The company announced the new service on Monday at its World Wide Developers' Conference (WWDC 2013) along with its new mobile and desktop operating systems.
Looks like a few of the folks who got laid off at Zynga earlier this week are coping with the breakup by venting about it on Reddit.
Apple is "disappointed" with U.S. trade panel's ruling it infringed a Samsung patent.
Microsoft CEO Steve Ballmer is working to restructure the software company to be more focused on providing "devices and services," according to a report.
Samsung Electronics has chosen an Intel processor to power a new version of one of its top-tier Android tablets, in a major victory for the U.S. chipmaker.
Motorola plans to launch a new, made-in-the-U.S. smartphone, CEO Dennis Woodside said on Wednesday, confirming speculation the cellphone maker intends to make a comeback.
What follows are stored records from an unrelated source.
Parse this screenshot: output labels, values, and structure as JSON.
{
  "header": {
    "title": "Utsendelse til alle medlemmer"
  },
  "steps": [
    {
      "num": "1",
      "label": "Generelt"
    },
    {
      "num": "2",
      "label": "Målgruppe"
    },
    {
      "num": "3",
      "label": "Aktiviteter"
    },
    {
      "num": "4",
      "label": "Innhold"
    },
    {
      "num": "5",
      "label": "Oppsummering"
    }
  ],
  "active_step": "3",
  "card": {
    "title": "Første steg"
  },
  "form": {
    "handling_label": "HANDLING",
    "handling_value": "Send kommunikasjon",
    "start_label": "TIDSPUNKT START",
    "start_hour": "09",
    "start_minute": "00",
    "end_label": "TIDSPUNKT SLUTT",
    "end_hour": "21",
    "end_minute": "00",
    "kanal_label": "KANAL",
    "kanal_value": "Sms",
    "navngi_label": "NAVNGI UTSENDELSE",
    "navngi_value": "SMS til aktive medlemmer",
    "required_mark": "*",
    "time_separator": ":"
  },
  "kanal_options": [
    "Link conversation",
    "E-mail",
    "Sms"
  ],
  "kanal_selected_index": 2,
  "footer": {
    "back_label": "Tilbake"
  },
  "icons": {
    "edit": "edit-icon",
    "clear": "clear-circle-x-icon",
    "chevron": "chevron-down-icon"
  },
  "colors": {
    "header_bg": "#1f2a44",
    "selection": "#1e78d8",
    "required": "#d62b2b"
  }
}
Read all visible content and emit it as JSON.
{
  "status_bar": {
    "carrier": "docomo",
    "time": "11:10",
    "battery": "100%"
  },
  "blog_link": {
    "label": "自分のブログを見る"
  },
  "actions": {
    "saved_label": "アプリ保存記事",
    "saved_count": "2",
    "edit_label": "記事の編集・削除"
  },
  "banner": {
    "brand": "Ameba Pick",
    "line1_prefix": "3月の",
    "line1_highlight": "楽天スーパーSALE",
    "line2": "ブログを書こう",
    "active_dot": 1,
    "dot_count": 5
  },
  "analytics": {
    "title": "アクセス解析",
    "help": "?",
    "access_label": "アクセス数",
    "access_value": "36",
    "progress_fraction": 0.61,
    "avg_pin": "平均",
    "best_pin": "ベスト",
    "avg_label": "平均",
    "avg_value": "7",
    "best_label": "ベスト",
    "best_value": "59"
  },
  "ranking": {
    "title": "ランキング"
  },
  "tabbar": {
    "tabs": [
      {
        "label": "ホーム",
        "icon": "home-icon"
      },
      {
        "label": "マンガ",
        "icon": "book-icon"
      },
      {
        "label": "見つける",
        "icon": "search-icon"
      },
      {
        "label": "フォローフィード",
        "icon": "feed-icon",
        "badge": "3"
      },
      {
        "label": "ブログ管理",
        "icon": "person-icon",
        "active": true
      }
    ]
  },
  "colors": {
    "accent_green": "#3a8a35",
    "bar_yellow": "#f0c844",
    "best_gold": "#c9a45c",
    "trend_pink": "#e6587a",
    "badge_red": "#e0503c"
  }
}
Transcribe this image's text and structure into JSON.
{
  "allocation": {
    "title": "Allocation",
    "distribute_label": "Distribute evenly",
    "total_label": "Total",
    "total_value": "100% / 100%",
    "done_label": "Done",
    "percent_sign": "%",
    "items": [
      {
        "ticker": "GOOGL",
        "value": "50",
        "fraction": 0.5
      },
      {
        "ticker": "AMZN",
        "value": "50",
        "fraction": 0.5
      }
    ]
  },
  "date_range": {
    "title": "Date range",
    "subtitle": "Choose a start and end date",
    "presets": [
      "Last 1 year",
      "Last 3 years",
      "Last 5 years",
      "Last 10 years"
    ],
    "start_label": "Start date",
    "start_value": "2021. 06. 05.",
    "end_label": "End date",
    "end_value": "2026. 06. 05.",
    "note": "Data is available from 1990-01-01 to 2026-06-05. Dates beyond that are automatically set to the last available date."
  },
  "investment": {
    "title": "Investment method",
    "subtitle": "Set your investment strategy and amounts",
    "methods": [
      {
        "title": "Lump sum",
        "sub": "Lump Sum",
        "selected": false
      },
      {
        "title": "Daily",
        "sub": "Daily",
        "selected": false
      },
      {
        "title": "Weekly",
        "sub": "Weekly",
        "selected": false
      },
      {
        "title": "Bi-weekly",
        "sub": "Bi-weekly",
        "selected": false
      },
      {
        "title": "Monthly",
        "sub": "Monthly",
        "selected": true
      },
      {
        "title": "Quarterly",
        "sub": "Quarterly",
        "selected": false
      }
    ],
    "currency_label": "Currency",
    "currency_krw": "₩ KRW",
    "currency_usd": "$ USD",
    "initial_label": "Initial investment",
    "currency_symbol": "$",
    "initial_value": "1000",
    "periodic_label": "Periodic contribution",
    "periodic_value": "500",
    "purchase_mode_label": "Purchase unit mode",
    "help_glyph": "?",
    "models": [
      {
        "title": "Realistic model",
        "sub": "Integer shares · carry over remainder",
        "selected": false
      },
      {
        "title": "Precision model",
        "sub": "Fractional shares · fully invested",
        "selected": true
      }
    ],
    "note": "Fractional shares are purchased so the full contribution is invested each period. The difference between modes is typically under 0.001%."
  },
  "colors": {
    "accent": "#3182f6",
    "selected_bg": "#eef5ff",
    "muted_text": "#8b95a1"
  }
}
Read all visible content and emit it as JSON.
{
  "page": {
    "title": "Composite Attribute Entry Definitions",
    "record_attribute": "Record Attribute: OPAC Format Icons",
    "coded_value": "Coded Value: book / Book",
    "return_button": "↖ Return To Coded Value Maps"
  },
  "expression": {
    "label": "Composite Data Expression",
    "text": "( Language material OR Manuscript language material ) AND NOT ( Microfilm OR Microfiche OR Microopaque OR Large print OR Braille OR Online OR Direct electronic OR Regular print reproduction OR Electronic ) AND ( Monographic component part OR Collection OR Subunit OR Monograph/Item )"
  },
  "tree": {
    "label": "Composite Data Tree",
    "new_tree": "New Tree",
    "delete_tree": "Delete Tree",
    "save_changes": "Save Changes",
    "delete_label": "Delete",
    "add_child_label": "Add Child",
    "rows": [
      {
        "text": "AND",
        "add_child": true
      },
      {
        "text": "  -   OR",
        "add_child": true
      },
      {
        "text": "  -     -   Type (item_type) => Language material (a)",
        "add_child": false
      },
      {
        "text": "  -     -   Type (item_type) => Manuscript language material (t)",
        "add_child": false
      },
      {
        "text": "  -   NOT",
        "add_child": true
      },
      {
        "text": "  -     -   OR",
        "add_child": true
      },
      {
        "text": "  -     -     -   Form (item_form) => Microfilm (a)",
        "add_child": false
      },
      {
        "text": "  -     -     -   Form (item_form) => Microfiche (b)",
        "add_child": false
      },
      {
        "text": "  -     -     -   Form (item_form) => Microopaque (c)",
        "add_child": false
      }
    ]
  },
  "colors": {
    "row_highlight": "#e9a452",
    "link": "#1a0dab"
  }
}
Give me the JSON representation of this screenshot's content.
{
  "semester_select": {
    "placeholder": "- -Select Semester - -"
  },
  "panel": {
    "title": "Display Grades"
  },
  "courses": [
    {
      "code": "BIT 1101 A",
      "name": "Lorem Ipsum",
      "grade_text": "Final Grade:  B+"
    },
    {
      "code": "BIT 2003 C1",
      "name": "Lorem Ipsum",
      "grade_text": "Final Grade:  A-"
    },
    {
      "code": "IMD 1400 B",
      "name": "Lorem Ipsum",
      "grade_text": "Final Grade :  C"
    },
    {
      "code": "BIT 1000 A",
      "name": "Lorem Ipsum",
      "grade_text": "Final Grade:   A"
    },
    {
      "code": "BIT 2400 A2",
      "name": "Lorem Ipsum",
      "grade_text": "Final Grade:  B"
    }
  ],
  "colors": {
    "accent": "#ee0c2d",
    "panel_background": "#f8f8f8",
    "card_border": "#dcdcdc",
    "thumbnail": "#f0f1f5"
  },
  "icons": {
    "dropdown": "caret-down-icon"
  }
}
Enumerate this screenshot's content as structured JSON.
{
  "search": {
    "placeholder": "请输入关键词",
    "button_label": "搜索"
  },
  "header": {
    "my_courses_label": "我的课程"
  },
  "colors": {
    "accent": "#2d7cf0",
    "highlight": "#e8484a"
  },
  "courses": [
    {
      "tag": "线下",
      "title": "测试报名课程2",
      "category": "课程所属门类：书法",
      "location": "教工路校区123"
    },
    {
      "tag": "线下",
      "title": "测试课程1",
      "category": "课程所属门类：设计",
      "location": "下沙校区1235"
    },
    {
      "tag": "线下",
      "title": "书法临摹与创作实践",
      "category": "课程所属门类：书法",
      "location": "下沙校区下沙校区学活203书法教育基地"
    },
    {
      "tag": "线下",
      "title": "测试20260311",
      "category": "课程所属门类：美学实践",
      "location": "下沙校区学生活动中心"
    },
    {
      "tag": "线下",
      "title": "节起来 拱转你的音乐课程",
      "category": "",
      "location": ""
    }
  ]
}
Apple CEO Tim Cook said that he expects the company to release "several more game changers" and hinted that wearable computers could be among them.
The board of Yahoo agreed on Sunday to buy the popular blogging service Tumblr for about $1.1 billion in cash, a signal of how the company plans to reposition, the NYT reports.
Cisco shares jumped after the firm beat on earnings, citing signs of improvement. "I am a little surprised," one trader said, as it was a tough quarter for other networking firms.
Tesla announced plans to offer another 2.7 million shares and said CEO Elon Musk will buy another $100 million worth of Tesla stock. Shares shot up after-hours.
Facebook is in advanced talks to acquire Israeli mobile satellite navigation start-up Waze for $800 million to $1 billion, business daily Calcalist reported on Thursday.
Incoming Intel CEO Brian Krzanich and President Renee James teamed up in their bid for the C-suite, a strategy that initially threw the board for a loop.
London’s department store Selfridges said BlackBerry's new Q10 model is its “fastest-ever selling” technology product, but analysts remain unconvinced that this high demand will help the mobile maker remain relevant in a tough market.
A focus on mobile technology will separate the haves from the have-nots and the "tipping point" in the space has already happened, said Silicon Valley insider Dan Rosenswieg.
Intel announced that it has named Brian Krzanich to succeed Paul Otellini as the company's new chief executive officer, effective May 16.
Facebook posted revenue that surpassed Wall Street forecasts, but earnings were a penny light.
Facebook's first quarter earnings were "amazing" and demonstrated that the company has finally figured out its mobile strategy, CNBC's Jim Cramer says.
"Apple of course has huge amounts of cash, but...the cost of borrowing now is so unbelievably low that issuing long-term bonds ... is actually a very smart thing," Schwarzman said on CNBC.
Apple's move to issue debt could be just the thing the battered company needs to rehabilitate its image with investors.
Analysts see a buying opportunity after Amazon.com's disappointing earnings report sent shares falling sharply on Friday.
Matt Hunter is the senior technology editor at CNBC.com.
Cadie Thompson is a tech reporter for the Enterprise Team for CNBC.com.
Working from Los Angeles, Boorstin is CNBC's media and entertainment reporter and editor of CNBC.com's Media Money section.
Jon Fortt is an on-air editor. He covers the companies, start-ups, and trends that are driving innovation in the industry.
Josh Lipton is CNBC's technology correspondent, working from CNBC's Silicon Valley bureau.
Mark Berniker is CNBC's Silicon Valley/San Francisco Bureau Chief covering technology and digital media.
Alibaba traded as high as $99.70 in its debut, a gain of nearly 50% above its IPO price, before paring gains.
Apple's iPhone 6 Plus uses chips from Qualcomm, Skyworks Solutions and other companies, said gadget repair firm iFixit.
People turned out in record numbers to buy the iPhone 6, which CEO Tim Cook called "the biggest advancement in the history of iPhone."
Apple's mobile payments service and the cryptocurrency are "not super comparable," says investor Cameron Winklevoss.
Rather than jump at the Alibaba IPO, RiverPark/Wedgewood fund's David Rolfe might "wait years to get it at our price."
Though Alibaba is seeking a valuation of as much as $162.7 billion, one stock market pro thinks it could fetch up to $240 billion.